Contractual arrangements between borrowers and lenders, which can be modified to mitigate the adverse economic effects, pass the burden of price increases to others and make inflation increasingly difficult to control. It takes a long time before interest rates, contractual arrangements, pension schemes, etc, catch up with a given rate of inflation. The lags may be as long as 5, 10 or even 20 years, and thus there will always be distortions and inequities, the more so if the rate of inflation is accelerating. In particular, money rates of interest generally lag behind price rises thus stimulating excessive indebtedness and inefficient allocation of resources. Further, with high rates of inflation there must be much uncertainty as to what exactly the price rise is likely to be over a number of years, and this uncertainty will distort and inhibit long-run lending and investment decisions. It would therefore be quite wrong to conclude that, because the economic costs of inflation in the past have not been readily apparent, they could not quickly become considerable if the gradual but inexorable rise in inflationary expectations were to continue.
The social and political consequences of continuing inflation must also give great cause for concern. They are not easy to pin down because the impact of inflation on individuals and groups is extremely haphazard. Also, under inflationary conditions, income gains and the accumulation of wealth often appear to result not so much from work or sacrifice as from ingenuity and the exercise of economic and political power and influence. Resentment against inflation is incoherent and diffuses through the community. It therefore tends to strengthen other forces making, for disenchantment with government and existing political parties.
[Developing countries] The process of development in the majority of countries is accompanied by continuous inflationary pressure, translated, more often than not, into open and protracted inflation. In part this is because the growth process is driven by the aspiration of the masses to improve their standard of consumption, thus prompting governments to assume entrepreneurial functions and to encourage private entrepreneurs to embark on development schemes that offer a promise of future increases in consumption. The consumption habits of richer economies are adopted by developing countries without corresponding improved production techniques, thus resulting in smaller saving potential.
Further, the adverse consequences for the developing countries of inflation in the developed areas cannot be ignored. The impact of inflation and high interest rates on the net foreign exchange earnings of the developing countries, and on the value of aid and the cost of borrowing in real terms, is difficult to assess. But it is quite clear that successive periods of over-expansion followed by contraction, in the developed countries, greatly complicate the task of economic planning in developing countries.
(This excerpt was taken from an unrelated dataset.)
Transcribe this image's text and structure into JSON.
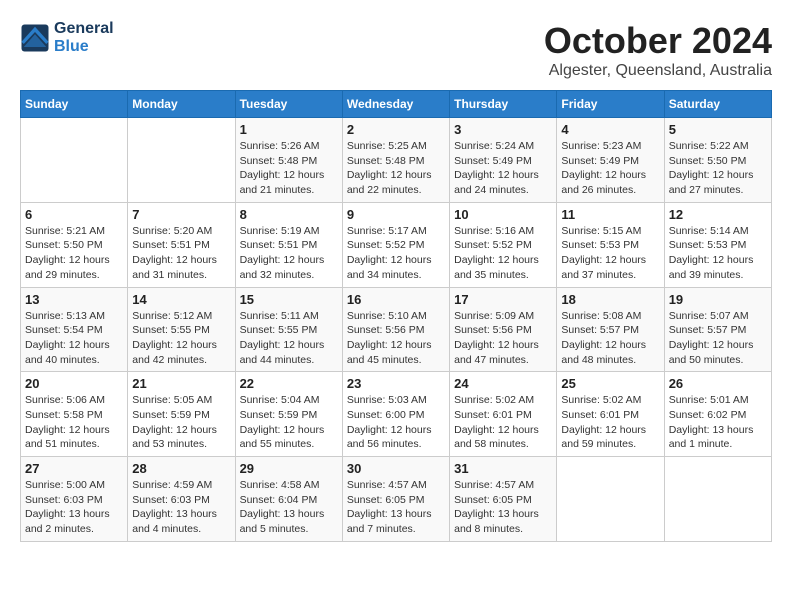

And it is evident that the volume and quality of development assistance has suffered from the fact that donors have so often been preoccupied by problems of domestic inflation, and the consequent balance of payments and budgetary difficulties.
Inflation rose to 1.3% on an annualized basis in the 15-nation European Union in 1999. Inflation was lowest in France and Austria (0.8%) and highest in Ireland (2.8%).
2. Governments have clung to the monetarist promise that low inflation is the precondition for job creation. With inflation in the industrialized world at a 25-year low in 1993 and unemployment at a post-war high, it increasingly appears as though low inflation is in fact the cause and result of high unemployment. The UK's unemployment rose by over 1 million in the two years (1990/91) during which inflation was more than halved (9.1 to 4.2%) Disinflation, such as experienced in the USA in 1985, led to a drop in economic growth. The restructuring of businesses to allow for low inflation promotes fluctuations in prices which are independent of government economic policy and continue after pressure to reduce inflation is removed. Because return on tangible assets is depressed, investors sell such assets to buy high-yield securities and induce a wave of debt crises.